TASK INPUTS ::
* * *
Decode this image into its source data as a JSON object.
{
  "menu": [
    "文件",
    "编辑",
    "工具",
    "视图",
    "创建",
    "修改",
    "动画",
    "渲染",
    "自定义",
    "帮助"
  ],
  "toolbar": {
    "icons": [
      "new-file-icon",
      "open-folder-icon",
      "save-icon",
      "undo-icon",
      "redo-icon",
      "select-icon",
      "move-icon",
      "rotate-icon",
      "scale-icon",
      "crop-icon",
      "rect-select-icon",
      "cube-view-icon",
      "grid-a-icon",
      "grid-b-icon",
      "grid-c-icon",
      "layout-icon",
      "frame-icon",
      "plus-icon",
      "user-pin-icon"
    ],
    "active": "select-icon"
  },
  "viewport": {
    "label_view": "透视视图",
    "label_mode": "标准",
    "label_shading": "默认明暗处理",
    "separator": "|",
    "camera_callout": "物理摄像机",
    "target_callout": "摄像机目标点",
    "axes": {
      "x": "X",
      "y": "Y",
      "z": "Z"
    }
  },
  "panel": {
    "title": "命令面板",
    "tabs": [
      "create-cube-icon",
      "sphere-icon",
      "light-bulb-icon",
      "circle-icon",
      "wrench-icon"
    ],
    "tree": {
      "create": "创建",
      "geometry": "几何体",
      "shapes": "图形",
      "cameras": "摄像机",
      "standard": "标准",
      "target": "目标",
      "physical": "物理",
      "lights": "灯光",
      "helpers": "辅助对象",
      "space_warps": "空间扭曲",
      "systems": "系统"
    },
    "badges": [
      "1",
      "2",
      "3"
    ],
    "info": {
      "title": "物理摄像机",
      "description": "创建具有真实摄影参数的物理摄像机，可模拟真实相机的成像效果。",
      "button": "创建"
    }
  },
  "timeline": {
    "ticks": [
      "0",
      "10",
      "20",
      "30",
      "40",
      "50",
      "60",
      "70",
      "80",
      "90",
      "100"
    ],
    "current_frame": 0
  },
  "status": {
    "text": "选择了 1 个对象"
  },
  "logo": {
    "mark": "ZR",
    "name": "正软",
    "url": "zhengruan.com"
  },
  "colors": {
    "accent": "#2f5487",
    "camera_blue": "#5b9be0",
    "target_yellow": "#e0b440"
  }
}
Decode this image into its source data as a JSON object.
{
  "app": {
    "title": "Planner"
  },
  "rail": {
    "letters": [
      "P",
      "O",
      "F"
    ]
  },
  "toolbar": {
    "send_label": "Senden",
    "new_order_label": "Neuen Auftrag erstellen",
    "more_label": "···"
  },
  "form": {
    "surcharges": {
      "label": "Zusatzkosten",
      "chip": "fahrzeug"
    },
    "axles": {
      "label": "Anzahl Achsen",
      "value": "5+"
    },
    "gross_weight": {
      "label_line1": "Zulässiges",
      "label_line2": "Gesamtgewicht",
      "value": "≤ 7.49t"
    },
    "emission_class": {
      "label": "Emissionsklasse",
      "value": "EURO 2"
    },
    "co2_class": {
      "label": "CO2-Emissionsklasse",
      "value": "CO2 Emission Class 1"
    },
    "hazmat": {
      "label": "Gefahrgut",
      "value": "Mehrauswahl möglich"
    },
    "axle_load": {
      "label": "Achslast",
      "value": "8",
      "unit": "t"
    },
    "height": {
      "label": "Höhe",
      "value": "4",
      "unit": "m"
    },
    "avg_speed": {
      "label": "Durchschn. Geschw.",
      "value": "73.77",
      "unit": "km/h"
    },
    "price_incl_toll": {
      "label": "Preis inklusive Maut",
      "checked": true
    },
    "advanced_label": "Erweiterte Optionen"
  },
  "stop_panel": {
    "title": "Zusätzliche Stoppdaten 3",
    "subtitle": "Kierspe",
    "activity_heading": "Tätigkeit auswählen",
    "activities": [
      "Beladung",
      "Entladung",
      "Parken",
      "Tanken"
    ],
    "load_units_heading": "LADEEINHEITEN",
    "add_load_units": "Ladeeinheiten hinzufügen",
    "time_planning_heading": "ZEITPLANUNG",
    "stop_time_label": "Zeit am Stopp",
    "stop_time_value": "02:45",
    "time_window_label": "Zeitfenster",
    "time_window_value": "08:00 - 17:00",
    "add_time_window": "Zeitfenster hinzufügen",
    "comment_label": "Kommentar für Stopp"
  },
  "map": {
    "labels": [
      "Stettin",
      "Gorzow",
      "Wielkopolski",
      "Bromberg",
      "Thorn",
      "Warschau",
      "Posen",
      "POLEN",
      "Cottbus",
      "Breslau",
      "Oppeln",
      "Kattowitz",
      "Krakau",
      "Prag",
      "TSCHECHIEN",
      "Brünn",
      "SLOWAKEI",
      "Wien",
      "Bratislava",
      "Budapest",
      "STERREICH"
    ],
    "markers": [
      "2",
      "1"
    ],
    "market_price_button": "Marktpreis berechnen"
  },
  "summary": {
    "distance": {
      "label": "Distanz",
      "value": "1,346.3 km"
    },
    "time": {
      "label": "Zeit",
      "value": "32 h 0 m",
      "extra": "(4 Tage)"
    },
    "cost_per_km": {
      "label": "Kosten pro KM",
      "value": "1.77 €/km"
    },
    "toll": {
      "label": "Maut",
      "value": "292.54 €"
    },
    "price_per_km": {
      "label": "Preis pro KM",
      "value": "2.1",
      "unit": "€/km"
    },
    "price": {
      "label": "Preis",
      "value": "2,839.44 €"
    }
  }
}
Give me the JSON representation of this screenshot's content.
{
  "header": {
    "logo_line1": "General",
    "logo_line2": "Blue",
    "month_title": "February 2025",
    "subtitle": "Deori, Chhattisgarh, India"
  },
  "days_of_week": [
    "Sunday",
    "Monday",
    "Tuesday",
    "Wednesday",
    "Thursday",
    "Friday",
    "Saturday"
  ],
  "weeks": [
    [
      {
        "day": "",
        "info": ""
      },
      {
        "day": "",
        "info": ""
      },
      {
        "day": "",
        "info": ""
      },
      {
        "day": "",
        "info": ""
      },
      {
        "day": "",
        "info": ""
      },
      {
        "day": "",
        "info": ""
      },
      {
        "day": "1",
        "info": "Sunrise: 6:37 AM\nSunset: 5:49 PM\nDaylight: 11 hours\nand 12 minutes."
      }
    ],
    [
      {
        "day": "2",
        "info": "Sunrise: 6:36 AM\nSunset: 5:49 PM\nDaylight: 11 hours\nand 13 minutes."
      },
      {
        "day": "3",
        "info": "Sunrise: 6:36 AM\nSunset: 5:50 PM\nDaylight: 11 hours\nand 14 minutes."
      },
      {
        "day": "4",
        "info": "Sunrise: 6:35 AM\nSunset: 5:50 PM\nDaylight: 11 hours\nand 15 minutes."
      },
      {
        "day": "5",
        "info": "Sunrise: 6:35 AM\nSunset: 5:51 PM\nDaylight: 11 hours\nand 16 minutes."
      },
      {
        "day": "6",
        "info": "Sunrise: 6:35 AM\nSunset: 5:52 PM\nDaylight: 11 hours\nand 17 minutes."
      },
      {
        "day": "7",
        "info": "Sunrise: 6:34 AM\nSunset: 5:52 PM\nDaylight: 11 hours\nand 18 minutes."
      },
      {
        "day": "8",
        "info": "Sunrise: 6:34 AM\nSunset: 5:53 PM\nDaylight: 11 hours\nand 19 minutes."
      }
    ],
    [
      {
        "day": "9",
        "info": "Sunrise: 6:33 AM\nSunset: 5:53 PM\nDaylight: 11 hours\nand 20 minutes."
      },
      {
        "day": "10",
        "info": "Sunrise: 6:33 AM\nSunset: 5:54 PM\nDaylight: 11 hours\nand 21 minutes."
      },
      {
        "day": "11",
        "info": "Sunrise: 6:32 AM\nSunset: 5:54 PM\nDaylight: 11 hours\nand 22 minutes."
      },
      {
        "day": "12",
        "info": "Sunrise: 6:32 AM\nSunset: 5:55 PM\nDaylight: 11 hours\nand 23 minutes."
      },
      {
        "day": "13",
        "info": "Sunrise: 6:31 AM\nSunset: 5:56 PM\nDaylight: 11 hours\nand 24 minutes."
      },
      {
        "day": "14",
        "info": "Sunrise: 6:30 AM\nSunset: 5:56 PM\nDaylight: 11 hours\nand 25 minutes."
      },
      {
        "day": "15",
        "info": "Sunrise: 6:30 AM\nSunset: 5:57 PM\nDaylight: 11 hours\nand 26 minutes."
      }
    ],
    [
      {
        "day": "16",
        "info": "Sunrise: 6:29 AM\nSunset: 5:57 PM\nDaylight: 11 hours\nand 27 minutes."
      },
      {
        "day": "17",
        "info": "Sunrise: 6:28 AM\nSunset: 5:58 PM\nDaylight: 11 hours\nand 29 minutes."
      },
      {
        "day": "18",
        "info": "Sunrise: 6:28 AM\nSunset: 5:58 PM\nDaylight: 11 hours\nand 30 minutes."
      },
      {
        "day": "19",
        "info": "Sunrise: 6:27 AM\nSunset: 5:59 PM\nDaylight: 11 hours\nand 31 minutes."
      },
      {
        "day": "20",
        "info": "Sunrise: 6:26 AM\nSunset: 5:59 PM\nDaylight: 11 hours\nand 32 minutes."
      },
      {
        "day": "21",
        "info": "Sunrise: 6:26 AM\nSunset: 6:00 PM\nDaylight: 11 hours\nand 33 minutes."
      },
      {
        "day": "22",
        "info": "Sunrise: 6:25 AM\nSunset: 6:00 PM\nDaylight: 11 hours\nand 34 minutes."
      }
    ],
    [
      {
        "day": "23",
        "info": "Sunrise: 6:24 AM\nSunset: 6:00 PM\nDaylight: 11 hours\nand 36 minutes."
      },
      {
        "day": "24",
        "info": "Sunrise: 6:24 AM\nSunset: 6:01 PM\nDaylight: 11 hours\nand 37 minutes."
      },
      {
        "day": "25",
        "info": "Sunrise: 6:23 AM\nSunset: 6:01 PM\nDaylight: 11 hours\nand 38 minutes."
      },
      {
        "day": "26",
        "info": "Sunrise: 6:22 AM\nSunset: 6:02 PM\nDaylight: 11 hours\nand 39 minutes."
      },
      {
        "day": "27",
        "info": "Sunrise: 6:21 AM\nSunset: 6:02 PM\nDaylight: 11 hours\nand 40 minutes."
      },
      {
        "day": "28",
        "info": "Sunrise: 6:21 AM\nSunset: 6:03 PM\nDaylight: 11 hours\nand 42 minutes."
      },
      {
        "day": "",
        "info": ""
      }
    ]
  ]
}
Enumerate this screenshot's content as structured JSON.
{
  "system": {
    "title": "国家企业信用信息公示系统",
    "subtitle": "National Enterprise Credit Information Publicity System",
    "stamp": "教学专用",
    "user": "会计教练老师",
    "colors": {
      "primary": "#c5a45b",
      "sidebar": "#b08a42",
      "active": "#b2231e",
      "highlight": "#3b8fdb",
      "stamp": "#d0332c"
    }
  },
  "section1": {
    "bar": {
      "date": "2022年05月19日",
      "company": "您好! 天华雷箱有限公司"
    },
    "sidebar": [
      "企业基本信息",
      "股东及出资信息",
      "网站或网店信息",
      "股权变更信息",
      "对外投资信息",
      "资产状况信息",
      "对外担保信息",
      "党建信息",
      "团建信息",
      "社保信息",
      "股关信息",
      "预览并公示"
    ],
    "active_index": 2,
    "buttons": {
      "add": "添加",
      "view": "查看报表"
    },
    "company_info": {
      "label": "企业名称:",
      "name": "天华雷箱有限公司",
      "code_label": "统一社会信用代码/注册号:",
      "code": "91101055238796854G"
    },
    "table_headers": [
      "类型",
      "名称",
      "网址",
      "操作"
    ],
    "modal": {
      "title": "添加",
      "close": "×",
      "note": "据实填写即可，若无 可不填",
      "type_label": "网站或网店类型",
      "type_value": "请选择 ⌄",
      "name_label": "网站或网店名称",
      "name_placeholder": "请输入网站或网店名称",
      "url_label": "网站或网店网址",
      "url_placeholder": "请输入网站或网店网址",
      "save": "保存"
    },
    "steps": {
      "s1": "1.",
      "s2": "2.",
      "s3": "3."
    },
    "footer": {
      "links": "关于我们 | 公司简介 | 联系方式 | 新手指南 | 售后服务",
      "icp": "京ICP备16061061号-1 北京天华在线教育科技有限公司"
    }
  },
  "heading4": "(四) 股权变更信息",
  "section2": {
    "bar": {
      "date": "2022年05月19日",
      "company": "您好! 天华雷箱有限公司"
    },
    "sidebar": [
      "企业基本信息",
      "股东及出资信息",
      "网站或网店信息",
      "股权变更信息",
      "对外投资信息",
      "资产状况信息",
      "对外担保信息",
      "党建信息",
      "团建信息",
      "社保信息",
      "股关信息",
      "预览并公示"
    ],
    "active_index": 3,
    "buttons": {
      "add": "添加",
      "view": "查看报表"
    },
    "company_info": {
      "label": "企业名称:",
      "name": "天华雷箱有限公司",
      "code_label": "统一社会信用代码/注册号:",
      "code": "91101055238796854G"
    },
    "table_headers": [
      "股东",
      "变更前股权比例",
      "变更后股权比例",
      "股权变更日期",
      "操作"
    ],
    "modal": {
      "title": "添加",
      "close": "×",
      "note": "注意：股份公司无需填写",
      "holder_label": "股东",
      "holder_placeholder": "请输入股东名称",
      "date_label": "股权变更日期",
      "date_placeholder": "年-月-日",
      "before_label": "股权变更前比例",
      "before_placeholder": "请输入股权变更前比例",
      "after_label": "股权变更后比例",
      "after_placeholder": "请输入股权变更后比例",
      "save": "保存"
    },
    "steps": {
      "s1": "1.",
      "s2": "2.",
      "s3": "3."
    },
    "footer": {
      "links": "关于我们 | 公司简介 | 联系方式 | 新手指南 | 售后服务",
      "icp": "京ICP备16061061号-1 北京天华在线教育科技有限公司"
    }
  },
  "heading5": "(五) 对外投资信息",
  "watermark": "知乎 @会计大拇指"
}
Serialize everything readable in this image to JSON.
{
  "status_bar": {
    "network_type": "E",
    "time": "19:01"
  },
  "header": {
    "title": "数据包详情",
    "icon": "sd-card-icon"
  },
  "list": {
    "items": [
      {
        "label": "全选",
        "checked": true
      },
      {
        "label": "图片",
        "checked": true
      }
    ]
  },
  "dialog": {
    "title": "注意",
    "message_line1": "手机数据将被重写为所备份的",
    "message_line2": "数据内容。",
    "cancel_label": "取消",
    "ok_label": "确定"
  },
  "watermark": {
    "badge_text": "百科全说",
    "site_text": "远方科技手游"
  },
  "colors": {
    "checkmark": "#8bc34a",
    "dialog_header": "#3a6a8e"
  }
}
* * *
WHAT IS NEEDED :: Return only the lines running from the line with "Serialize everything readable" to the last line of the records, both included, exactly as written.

EXERCISE RESPONSE ::
Serialize everything readable in this image to JSON.
{
  "status_bar": {
    "network_type": "E",
    "time": "19:01"
  },
  "header": {
    "title": "数据包详情",
    "icon": "sd-card-icon"
  },
  "list": {
    "items": [
      {
        "label": "全选",
        "checked": true
      },
      {
        "label": "图片",
        "checked": true
      }
    ]
  },
  "dialog": {
    "title": "注意",
    "message_line1": "手机数据将被重写为所备份的",
    "message_line2": "数据内容。",
    "cancel_label": "取消",
    "ok_label": "确定"
  },
  "watermark": {
    "badge_text": "百科全说",
    "site_text": "远方科技手游"
  },
  "colors": {
    "checkmark": "#8bc34a",
    "dialog_header": "#3a6a8e"
  }
}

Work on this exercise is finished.